(Items from a data source)
= = =

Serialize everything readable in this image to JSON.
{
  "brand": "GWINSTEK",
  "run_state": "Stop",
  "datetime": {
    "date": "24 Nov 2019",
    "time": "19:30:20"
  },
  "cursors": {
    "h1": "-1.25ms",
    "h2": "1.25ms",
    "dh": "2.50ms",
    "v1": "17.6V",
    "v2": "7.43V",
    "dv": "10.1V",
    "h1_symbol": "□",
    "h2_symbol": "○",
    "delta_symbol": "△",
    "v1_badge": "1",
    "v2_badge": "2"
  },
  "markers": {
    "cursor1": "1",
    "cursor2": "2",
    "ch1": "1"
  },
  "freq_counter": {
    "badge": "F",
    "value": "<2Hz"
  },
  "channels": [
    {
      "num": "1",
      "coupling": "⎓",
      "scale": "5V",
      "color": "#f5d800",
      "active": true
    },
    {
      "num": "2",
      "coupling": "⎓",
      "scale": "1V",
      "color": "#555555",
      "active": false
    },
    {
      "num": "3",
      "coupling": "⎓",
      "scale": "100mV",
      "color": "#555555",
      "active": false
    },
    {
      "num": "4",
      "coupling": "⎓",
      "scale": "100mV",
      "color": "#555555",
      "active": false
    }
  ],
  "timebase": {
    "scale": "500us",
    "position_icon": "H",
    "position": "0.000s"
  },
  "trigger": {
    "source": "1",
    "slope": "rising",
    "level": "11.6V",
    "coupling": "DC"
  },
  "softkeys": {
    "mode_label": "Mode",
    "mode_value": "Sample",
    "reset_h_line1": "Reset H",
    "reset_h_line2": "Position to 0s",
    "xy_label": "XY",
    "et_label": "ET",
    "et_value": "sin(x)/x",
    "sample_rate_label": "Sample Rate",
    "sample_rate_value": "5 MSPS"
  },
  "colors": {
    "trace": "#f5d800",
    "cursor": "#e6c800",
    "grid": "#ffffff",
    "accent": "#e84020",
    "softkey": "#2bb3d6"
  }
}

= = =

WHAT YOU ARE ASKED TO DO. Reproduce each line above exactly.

THE ANSWER.
Serialize everything readable in this image to JSON.
{
  "brand": "GWINSTEK",
  "run_state": "Stop",
  "datetime": {
    "date": "24 Nov 2019",
    "time": "19:30:20"
  },
  "cursors": {
    "h1": "-1.25ms",
    "h2": "1.25ms",
    "dh": "2.50ms",
    "v1": "17.6V",
    "v2": "7.43V",
    "dv": "10.1V",
    "h1_symbol": "□",
    "h2_symbol": "○",
    "delta_symbol": "△",
    "v1_badge": "1",
    "v2_badge": "2"
  },
  "markers": {
    "cursor1": "1",
    "cursor2": "2",
    "ch1": "1"
  },
  "freq_counter": {
    "badge": "F",
    "value": "<2Hz"
  },
  "channels": [
    {
      "num": "1",
      "coupling": "⎓",
      "scale": "5V",
      "color": "#f5d800",
      "active": true
    },
    {
      "num": "2",
      "coupling": "⎓",
      "scale": "1V",
      "color": "#555555",
      "active": false
    },
    {
      "num": "3",
      "coupling": "⎓",
      "scale": "100mV",
      "color": "#555555",
      "active": false
    },
    {
      "num": "4",
      "coupling": "⎓",
      "scale": "100mV",
      "color": "#555555",
      "active": false
    }
  ],
  "timebase": {
    "scale": "500us",
    "position_icon": "H",
    "position": "0.000s"
  },
  "trigger": {
    "source": "1",
    "slope": "rising",
    "level": "11.6V",
    "coupling": "DC"
  },
  "softkeys": {
    "mode_label": "Mode",
    "mode_value": "Sample",
    "reset_h_line1": "Reset H",
    "reset_h_line2": "Position to 0s",
    "xy_label": "XY",
    "et_label": "ET",
    "et_value": "sin(x)/x",
    "sample_rate_label": "Sample Rate",
    "sample_rate_value": "5 MSPS"
  },
  "colors": {
    "trace": "#f5d800",
    "cursor": "#e6c800",
    "grid": "#ffffff",
    "accent": "#e84020",
    "softkey": "#2bb3d6"
  }
}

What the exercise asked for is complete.